Peer review of articles submitted to journals is the standard for determining the value of scientific scholarship for publication. As trained faculty and educators, it is part of our professional development and contribution to our scientific community to engage in peer review. However, the experience can be intimidating, isolating, and time consuming, especially when completed by an individual reviewer. Moreover, trainees or junior faculty may eschew peer review opportunities for lack of prior experience or feelings that they do not have the skills or preparation to complete a peer review independently.

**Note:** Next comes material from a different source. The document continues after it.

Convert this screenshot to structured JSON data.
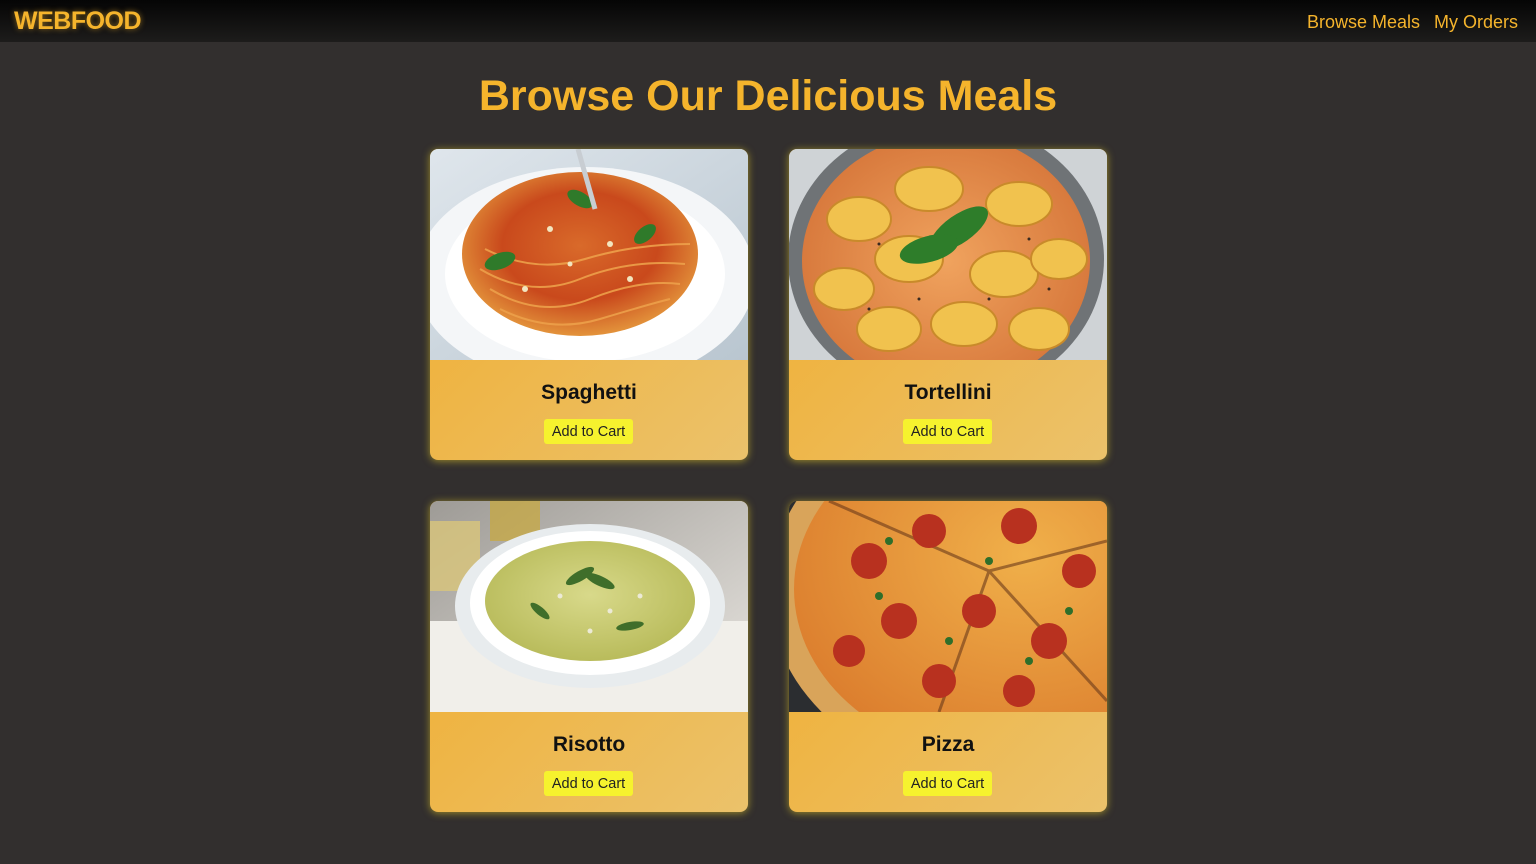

Group peer review has recently gained momentum as a way for academic faculty with peer review experience to introduce junior faculty or trainees to peer reviewing. Importantly, many medical and health professions education journals support mentored peer review including Academic Medicine, Journal of Graduate Medical Education, and Teaching and Learning in Medicine
The simplest form of group peer review involves one “mentor” and one “mentee.” Upon receiving an invite to peer review, the “mentor” confirms with the journal that mentored peer review is allowed. Subsequently, the mentor identifies a junior faculty member or trainee who would benefit from engaging with them in a shared peer review experience. Once the mentee accepts the opportunity, the mentor explains to the mentee the responsibilities of peer review, ensuring they understand research ethics, confidentiality, and the expected timeline. Both mentor and mentee then read the submitted article and record reactions, responses, and questions. Either asynchronously or synchronously, the pair discuss their reactions and ultimately co-construct a final review to submit to the journal. The level of independence and co-construction can vary. Importantly, as the mentor is the peer reviewer of record, they must submit the review to the journal and accept responsibility for the content contained in the review.
Group peer review can offer multiple benefits to all involved as well as the journal. First, it can result in a more robust review, since it leverages the expertise of two or more reviewers rather than one reviewer. Second, it can reduce time and effort for the mentor, since the effort required to prepare the peer review is now shared. Third, it can provide mentees with a psychologically safe environment to engage in their first or early peer review experience, in which there are no clear right or wrong answers. Fourth, it can empower the mentee to eventually independently peer review. Fifth, it can encourage collaboration and support professional growth. Finally, it can provide an opportunity to engage with others who share your passion for educational scholarship.
Interested in trying out mentored peer review? Consider these tips for success:
- Always check with the journal’s editorial office before engaging in mentored peer review to ensure their policies are followed, and provide the name and contact information of the mentee
- Set expectations – including clear timelines – for both mentor and mentee
- Ensure the mentee understands the importance of confidentiality throughout the peer review process
- Consider developing the review in a shared document accessible by both mentor and mentee
- Embrace a growth mindset and recognize that both mentor and mentee can learn from the shared peer review experience
Have you participated in mentored peer review? Share your experiences on Twitter using #MedEdPearls!
#MedEdPearls are developed monthly by the Central Group on Educational Affairs. Previously, #MedEdPearls explored topics including habits for career success in health professions education, mastering adaptive teaching in the midst of COVID-19 and the use of the Plus/Delta During COVID-19.
Kristina Dzara, PhD, MMSc (Educators ‘16, Assessment ’16; 2.0 ’17), is a PhD Medical and Health Professions Educator. She serves as Assistant Dean for Educator Development, Director of the Center for Learning and Innovation in Medical Education, and Associate Professor of Medical Education at the University of Washington School of Medicine. Kristina’s areas of professional interest include the science of teaching and learning, faculty development, curriculm development, educational scholarship, and the use of social media in medical and health professions education. Kristina can be followed on Twitter or LinkedIn.
Jean Bailey, PhD – Virginia Commonwealth University School of Medicine
Carrie Bowler, EdD, MS, MLSCM (ASCP) – Mayo Clinic
Kristina Dzara, PhD, MMSc (Educators ’16; Assessment ’16; HCE 2.0 ’17) – University of Washington School of Medicine
Shanu Gupta, MD – University of South Florida and Tampa General Hospital
Jennifer Hillyer, PhD – Northeast Ohio Medical University College of Medicine
Larry Hurtubise, PhD (HCE 2.0 '16) – The Ohio State University College of Pharmacy
Anna Lama, EdD – West Virginia School of Medicine
Machelle Linsenmeyer, EdD, NAOME (Assessment ’07) – West Virginia School of Osteopathic Medicine
Linda Love, EdD – University of Nebraska Medical Center
Leah Sheridan, PhD – The Ohio University Heritage College of Osteopathic Medicine
Lonika Sood, MBBS, MHPE, Elson S. Floyd College of Medicine, Washington State University
Mark Terrell, EdD – Lake Erie College of Osteopathic Medicine